SMS marketing is very different to most other more traditional marketing tools, specifically because of its short-form, text only nature. This certainly shouldn't put you off though. We have put together our guide to both the best things about SMS marketing and some of the potential problems, and how to work around them.
Executed properly, SMS direct marketing is a hugely effective and successful means of building customer loyalty and improving sales. But even genuine and honest marketing companies can suffer huge damage to reputation or even break the law through simply lacking knowledge or not double-checking before releasing campaigns. Read this article to learn more about the definitions of spamming and harassment, current UK law and how to avoid simple but costly mistakes.
Mobile marketing offers an unprecedented access to your customers virtually any time, anywhere. This is particularly true for SMS marketing because it is “always on”. Customers don’t have to be surfing the web, or using an app to receive messages. Instead, they see the marketing messages right alongside ones from their friends and family.
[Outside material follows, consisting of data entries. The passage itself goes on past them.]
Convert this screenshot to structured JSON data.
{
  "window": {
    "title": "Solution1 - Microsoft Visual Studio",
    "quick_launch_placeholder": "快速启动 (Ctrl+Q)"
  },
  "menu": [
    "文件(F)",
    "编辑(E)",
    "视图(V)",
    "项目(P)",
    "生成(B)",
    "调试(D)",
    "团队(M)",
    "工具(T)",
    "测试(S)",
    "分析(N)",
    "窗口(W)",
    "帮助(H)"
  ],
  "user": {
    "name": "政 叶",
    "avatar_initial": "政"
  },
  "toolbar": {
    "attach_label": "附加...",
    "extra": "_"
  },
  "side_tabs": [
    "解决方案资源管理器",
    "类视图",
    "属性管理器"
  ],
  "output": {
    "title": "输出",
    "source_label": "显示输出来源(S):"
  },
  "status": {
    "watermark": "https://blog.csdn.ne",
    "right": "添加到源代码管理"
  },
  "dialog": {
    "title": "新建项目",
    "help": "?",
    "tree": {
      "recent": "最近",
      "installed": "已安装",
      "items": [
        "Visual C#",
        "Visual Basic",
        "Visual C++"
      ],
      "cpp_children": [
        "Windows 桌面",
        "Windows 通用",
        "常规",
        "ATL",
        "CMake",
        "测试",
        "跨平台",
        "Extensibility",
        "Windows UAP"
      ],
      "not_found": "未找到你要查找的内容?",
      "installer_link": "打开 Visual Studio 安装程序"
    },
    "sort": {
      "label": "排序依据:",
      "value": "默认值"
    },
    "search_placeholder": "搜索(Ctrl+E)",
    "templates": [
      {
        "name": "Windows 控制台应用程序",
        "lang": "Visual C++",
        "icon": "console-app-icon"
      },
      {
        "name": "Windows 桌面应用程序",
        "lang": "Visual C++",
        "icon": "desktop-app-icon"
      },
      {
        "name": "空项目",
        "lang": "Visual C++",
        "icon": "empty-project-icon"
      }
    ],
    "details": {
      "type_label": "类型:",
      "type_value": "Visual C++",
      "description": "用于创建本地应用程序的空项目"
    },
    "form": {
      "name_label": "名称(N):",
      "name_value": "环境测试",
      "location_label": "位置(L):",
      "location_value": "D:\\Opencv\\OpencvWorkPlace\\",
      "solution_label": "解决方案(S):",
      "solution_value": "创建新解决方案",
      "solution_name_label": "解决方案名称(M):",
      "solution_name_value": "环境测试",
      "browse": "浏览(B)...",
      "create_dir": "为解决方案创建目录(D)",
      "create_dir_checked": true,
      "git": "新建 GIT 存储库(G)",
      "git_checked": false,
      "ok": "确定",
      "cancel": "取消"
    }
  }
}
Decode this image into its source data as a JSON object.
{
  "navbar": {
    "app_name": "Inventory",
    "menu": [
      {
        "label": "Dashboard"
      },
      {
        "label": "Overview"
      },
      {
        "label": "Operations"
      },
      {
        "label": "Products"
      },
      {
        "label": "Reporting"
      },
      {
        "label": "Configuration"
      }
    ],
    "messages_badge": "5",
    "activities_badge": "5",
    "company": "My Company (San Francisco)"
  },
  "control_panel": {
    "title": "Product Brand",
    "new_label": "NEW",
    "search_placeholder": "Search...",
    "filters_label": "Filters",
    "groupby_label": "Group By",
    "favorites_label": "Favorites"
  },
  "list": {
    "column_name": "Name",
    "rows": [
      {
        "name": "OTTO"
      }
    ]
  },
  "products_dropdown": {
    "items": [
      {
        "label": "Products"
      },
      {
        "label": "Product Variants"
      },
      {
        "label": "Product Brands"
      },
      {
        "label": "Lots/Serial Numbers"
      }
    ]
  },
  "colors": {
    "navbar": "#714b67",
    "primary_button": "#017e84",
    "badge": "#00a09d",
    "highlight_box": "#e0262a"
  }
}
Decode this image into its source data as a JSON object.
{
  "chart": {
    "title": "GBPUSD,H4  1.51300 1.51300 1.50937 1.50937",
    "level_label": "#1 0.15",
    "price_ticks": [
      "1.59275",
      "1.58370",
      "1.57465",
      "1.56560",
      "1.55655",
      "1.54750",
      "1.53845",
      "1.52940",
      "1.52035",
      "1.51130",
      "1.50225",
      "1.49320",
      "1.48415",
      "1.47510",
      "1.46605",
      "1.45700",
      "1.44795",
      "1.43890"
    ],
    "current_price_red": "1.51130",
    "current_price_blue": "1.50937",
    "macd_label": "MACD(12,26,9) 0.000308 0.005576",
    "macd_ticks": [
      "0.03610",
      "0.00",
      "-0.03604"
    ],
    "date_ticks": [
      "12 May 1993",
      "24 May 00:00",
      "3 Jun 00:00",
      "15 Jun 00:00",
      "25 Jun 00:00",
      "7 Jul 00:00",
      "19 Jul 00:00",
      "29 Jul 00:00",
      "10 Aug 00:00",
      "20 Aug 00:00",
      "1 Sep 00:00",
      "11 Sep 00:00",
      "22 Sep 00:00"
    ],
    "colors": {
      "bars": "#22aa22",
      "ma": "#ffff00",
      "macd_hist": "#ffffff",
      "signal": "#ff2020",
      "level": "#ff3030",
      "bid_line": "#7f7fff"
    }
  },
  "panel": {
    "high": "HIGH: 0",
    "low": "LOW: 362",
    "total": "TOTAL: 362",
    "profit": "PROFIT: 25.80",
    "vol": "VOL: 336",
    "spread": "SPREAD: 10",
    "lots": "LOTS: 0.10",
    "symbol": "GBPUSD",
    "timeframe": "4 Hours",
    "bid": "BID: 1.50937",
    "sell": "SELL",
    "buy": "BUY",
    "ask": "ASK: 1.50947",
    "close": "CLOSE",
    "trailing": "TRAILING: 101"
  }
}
Starting an SMS marketing campaign can be a daunting task. Gathering explicit opt ins can take time, as you need to make an investment in advertising. So why not just get a jumpstart and buy a list of mobile numbers from an organisation that already has the opt ins? You could do that, but it’s probably harder than just getting people to opt in on their own. Here’s why.
In many of our previous posts, we have discussed the whys and hows of SMS marketing, listing the benefits, and the impacts on lead generation. There’s no doubt that by employing a marketing strategy that uses business SMS as a medium that your processes will become more efficient and your leads will become more targeted, meaning a better ROI. Here we will look at the best practices for SMS marketing to ensure your campaigns are offering the best for you and your users.
Any UK business that collects, stores and uses other people’s personal data for purposes such as marketing and selling is subject to the rules of the Data Protection Act, and those using SMS marketing are no exception. Having a basic understanding of the DPA legislation and its main requirements is useful to maintain best practice in direct marketing such as SMS marketing and also helps to uphold your hard won customer trust - as well as avoid the potentially costly consequences of falling foul of the law. Read this article to learn how to avoid the simple pitfalls and get your SMS marketing campaign off to the right start.
Over the last month or so I've signed up for quite a lot of webinars. I'm always trying to learn more about technology, marketing, best practices – you get the idea. So I've been excited to see many organisations offering SMS reminders for webinars. But there is one experience I had with an SMS reminder for a webinar that I simply had to share.
"UK B2C data for SMS marketing" - That was the search result headline I found while researching online. Interesting I thought. It must be relating to SMS marketing statistics for B2C (business to consumer) sales. Since I was searching for some updated information and studies about SMS I decided to click and read.
If you are looking to get going with SMS marketing it's worth learning a bit about the "tricks of the trade" so you avoid the common pitfalls and get off on the right foot. Read about three important marketing concepts that will maximise your success in this venture.
Companies use contests and giveaways all the time. It turns out that doing them over SMS messaging works really well, and offers some advantages over other channels. Read our blog to see the types of results various companies achieved when using SMS giveaways.